> WORK ITEM:
Every line below is to be set down again exactly; any image stays out.
─── DATASET RECORDS
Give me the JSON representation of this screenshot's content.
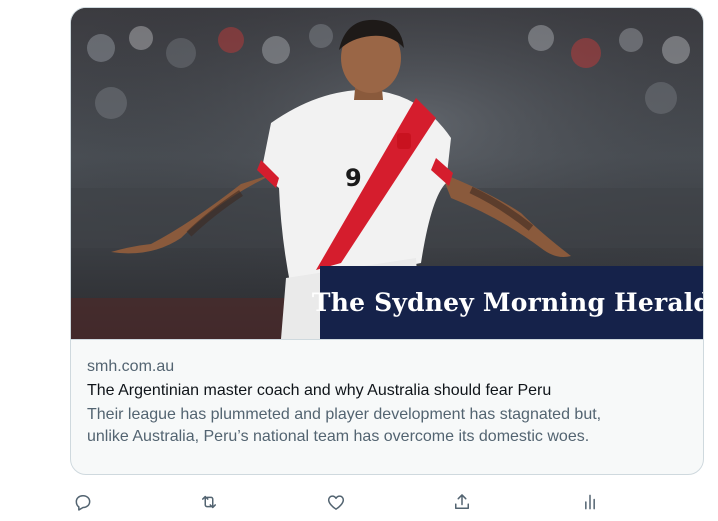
{
  "link_card": {
    "image": {
      "description_icon": "photo-soccer-player",
      "jersey_number": "9",
      "publisher_masthead": "The Sydney Morning Herald"
    },
    "domain": "smh.com.au",
    "title": "The Argentinian master coach and why Australia should fear Peru",
    "description_line1": "Their league has plummeted and player development has stagnated but,",
    "description_line2": "unlike Australia, Peru’s national team has overcome its domestic woes."
  },
  "actions": [
    {
      "icon": "reply-icon"
    },
    {
      "icon": "retweet-icon"
    },
    {
      "icon": "like-icon"
    },
    {
      "icon": "share-icon"
    },
    {
      "icon": "analytics-icon"
    }
  ],
  "colors": {
    "text_primary": "#0f1419",
    "text_secondary": "#536471",
    "border": "#cfd9de",
    "masthead_bg": "#15224a",
    "jersey_red": "#d51d2d"
  }
}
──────
> ANSWER SECTION:
Give me the JSON representation of this screenshot's content.
{
  "link_card": {
    "image": {
      "description_icon": "photo-soccer-player",
      "jersey_number": "9",
      "publisher_masthead": "The Sydney Morning Herald"
    },
    "domain": "smh.com.au",
    "title": "The Argentinian master coach and why Australia should fear Peru",
    "description_line1": "Their league has plummeted and player development has stagnated but,",
    "description_line2": "unlike Australia, Peru’s national team has overcome its domestic woes."
  },
  "actions": [
    {
      "icon": "reply-icon"
    },
    {
      "icon": "retweet-icon"
    },
    {
      "icon": "like-icon"
    },
    {
      "icon": "share-icon"
    },
    {
      "icon": "analytics-icon"
    }
  ],
  "colors": {
    "text_primary": "#0f1419",
    "text_secondary": "#536471",
    "border": "#cfd9de",
    "masthead_bg": "#15224a",
    "jersey_red": "#d51d2d"
  }
}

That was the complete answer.